Interface dataset entries
※

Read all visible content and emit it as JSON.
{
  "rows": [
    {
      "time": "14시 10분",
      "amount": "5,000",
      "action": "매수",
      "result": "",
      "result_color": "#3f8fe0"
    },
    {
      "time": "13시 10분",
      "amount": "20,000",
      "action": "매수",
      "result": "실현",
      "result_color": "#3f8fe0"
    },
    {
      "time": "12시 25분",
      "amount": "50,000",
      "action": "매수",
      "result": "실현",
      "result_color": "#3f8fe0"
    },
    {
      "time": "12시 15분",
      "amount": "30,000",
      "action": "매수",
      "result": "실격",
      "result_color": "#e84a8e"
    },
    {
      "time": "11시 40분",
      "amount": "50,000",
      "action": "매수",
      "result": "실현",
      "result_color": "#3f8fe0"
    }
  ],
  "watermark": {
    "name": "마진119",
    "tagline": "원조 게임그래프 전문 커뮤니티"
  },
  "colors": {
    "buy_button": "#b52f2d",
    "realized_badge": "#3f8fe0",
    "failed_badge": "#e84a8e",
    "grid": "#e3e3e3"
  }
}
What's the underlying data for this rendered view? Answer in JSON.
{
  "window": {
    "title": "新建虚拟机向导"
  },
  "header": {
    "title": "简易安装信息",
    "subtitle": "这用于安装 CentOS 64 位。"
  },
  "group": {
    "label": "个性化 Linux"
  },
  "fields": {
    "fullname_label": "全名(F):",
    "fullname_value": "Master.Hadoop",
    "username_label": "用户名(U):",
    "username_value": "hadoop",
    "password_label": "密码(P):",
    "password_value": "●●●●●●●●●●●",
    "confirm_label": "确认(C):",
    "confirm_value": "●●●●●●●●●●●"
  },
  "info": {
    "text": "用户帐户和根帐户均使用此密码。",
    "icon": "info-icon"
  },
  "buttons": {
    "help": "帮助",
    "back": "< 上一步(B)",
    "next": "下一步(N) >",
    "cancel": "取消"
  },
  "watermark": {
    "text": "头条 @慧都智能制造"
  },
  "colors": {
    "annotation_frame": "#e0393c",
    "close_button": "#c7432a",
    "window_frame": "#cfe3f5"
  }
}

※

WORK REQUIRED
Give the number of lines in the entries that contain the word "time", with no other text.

RESULT OF THIS EXERCISE
5